Exercise: Copies of all lines that contain "Client" are needed; take them from the data below.

++++ Records to process ++++

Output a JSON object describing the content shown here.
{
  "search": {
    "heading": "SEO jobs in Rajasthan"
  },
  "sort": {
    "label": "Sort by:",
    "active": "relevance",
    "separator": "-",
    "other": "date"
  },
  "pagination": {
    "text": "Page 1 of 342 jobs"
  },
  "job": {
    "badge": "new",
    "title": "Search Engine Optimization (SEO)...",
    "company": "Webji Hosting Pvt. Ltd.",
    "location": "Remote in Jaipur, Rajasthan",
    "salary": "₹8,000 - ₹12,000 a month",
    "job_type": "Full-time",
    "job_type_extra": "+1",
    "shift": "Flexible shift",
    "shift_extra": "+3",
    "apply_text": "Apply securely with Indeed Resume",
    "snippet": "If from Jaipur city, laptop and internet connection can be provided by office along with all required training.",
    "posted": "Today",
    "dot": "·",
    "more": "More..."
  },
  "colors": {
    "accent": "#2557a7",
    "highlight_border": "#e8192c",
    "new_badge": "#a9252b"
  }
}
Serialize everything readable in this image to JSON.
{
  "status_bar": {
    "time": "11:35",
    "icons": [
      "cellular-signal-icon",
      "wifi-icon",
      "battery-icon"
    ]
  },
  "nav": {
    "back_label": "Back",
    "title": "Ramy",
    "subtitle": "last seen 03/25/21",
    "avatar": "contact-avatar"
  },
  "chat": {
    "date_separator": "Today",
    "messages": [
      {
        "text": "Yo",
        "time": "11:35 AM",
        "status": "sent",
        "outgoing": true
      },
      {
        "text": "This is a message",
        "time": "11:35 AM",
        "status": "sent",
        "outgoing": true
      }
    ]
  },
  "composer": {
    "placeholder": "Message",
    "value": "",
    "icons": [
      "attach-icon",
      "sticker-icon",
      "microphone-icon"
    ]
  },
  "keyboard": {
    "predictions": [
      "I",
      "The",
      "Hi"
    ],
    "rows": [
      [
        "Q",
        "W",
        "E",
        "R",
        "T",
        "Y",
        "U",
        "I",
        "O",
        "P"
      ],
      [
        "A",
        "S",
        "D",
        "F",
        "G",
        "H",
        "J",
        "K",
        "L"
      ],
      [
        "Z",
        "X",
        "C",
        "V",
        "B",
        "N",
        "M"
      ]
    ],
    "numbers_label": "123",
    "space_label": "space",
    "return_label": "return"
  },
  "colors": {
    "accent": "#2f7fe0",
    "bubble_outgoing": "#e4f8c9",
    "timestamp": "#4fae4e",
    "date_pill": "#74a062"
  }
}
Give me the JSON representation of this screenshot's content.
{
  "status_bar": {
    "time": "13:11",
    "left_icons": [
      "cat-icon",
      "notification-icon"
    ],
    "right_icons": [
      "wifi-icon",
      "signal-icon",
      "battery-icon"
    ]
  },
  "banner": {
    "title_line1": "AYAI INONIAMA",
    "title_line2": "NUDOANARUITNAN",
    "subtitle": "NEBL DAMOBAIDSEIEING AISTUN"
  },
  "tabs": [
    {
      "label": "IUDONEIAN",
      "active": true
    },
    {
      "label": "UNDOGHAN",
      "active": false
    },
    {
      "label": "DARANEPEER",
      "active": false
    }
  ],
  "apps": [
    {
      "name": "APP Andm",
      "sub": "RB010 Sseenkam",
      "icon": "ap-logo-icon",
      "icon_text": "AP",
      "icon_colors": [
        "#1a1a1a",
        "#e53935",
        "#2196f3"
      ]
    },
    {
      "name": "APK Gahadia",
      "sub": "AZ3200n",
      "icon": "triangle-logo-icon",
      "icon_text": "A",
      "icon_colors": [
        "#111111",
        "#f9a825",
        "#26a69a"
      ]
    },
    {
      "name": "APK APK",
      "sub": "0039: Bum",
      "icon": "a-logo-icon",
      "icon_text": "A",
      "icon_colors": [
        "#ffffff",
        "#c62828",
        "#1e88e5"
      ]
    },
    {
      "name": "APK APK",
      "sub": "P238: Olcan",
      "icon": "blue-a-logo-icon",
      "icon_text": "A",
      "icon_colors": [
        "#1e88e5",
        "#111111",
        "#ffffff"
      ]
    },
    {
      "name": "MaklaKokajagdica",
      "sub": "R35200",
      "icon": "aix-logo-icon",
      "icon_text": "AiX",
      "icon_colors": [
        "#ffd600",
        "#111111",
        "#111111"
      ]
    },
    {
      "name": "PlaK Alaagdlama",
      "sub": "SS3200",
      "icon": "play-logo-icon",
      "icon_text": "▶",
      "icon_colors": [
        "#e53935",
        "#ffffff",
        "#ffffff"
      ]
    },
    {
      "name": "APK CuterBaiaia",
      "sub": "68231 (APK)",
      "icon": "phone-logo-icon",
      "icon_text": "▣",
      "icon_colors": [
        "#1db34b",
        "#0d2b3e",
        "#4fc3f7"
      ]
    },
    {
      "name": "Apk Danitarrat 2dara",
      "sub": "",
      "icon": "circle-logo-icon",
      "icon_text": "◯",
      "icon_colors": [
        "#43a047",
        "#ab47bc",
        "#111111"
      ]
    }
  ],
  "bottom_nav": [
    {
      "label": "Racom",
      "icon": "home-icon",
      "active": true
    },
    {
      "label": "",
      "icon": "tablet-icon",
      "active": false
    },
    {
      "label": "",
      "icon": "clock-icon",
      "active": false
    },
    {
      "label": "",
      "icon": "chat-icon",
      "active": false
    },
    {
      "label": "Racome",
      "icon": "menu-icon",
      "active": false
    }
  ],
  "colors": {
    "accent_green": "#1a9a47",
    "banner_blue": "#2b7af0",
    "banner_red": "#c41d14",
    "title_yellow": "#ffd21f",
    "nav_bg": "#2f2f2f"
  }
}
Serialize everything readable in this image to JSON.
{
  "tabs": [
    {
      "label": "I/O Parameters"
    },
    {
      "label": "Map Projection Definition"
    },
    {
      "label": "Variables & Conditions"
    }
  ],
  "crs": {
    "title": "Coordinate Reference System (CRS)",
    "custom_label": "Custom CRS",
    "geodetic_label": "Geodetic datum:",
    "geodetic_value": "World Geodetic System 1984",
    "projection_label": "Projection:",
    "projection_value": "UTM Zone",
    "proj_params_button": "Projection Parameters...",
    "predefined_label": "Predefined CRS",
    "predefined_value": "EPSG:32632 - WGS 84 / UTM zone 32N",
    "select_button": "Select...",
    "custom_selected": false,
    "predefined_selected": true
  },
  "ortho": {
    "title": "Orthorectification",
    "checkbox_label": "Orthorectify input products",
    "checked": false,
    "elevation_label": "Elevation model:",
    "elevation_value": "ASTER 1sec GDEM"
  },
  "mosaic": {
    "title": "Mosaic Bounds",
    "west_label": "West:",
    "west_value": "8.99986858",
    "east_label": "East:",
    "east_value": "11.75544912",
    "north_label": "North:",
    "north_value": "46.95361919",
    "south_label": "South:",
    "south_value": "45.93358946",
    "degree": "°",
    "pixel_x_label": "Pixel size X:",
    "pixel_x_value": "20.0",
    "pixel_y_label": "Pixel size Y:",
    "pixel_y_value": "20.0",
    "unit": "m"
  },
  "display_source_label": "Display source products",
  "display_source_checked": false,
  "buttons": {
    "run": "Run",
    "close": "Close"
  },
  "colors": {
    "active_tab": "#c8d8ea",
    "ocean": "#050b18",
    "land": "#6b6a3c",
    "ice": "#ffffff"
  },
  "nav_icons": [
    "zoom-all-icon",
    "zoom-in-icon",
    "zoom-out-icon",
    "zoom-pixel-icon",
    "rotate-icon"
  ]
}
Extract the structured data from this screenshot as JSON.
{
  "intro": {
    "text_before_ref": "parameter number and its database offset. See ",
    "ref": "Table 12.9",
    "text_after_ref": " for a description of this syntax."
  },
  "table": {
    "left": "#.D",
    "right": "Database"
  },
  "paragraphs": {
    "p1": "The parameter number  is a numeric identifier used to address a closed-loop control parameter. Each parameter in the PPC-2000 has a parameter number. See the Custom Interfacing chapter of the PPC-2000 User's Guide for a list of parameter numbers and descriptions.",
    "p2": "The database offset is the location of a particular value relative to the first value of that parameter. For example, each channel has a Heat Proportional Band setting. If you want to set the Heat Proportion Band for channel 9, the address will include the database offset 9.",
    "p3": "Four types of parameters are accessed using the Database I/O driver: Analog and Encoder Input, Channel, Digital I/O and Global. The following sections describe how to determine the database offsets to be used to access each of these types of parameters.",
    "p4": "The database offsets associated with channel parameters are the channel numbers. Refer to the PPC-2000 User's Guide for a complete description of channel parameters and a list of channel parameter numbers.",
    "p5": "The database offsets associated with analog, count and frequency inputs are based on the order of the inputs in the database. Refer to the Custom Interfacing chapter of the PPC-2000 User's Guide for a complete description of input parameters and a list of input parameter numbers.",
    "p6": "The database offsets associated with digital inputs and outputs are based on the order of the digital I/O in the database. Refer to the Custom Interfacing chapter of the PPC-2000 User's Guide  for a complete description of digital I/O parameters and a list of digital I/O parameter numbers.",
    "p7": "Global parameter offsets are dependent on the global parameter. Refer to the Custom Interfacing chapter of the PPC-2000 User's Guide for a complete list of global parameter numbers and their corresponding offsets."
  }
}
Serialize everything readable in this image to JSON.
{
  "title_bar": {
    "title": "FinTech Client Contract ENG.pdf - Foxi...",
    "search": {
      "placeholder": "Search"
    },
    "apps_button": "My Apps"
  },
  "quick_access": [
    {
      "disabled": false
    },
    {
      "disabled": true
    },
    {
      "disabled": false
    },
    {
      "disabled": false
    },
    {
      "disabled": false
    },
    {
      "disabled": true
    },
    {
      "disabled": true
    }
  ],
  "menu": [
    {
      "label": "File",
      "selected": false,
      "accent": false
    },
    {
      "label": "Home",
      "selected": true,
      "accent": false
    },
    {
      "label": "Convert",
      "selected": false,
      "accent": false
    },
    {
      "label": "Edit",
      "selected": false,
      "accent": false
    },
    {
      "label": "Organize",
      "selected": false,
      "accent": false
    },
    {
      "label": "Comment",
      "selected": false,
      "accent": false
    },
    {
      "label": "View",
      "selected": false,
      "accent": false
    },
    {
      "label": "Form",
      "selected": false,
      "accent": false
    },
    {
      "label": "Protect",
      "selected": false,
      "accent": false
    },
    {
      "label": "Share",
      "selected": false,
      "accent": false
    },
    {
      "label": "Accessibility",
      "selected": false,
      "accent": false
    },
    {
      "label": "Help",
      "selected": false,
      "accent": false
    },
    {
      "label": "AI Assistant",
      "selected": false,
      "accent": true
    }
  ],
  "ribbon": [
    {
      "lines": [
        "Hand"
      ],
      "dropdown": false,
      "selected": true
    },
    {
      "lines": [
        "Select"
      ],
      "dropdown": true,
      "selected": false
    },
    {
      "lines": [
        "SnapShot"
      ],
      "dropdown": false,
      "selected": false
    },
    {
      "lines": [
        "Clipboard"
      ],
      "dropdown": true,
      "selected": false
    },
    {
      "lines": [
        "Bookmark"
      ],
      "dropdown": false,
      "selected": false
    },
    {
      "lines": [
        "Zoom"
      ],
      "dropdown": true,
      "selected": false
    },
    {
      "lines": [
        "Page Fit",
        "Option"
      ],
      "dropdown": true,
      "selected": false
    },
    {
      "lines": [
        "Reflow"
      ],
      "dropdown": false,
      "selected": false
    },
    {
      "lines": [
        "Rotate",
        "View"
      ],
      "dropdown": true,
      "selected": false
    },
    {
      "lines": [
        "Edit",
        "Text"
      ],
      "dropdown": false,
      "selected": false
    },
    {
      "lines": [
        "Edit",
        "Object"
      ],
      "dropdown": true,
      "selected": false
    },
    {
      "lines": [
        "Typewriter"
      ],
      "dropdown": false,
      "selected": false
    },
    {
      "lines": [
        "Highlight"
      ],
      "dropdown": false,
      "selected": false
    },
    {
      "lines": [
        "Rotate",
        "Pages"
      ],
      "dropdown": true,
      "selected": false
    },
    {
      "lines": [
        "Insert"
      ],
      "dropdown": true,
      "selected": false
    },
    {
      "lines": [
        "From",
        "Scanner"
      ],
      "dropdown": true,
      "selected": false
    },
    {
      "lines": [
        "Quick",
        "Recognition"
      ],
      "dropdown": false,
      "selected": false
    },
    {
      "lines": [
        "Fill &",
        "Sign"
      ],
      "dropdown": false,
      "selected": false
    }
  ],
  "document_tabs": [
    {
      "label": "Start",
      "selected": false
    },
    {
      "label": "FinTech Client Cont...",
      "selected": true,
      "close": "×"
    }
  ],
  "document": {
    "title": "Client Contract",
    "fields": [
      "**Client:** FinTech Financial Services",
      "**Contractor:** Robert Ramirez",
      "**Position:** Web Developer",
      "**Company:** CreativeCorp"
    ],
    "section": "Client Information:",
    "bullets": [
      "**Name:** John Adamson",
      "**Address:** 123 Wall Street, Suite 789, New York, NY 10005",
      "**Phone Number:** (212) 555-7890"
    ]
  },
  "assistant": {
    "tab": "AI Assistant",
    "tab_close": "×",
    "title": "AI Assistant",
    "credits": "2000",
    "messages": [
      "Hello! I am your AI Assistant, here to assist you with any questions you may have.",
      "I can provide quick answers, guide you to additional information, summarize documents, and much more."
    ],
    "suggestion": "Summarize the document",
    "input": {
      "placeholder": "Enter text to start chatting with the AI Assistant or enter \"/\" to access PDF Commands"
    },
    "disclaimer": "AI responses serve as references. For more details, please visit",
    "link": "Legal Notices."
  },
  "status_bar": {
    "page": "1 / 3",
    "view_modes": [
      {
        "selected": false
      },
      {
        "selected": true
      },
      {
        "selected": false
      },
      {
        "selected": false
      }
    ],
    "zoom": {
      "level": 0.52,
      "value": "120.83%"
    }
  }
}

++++

Task response:
    "title": "FinTech Client Contract ENG.pdf - Foxi...",
      "label": "FinTech Client Cont...",
    "title": "Client Contract",
      "**Client:** FinTech Financial Services",
    "section": "Client Information:",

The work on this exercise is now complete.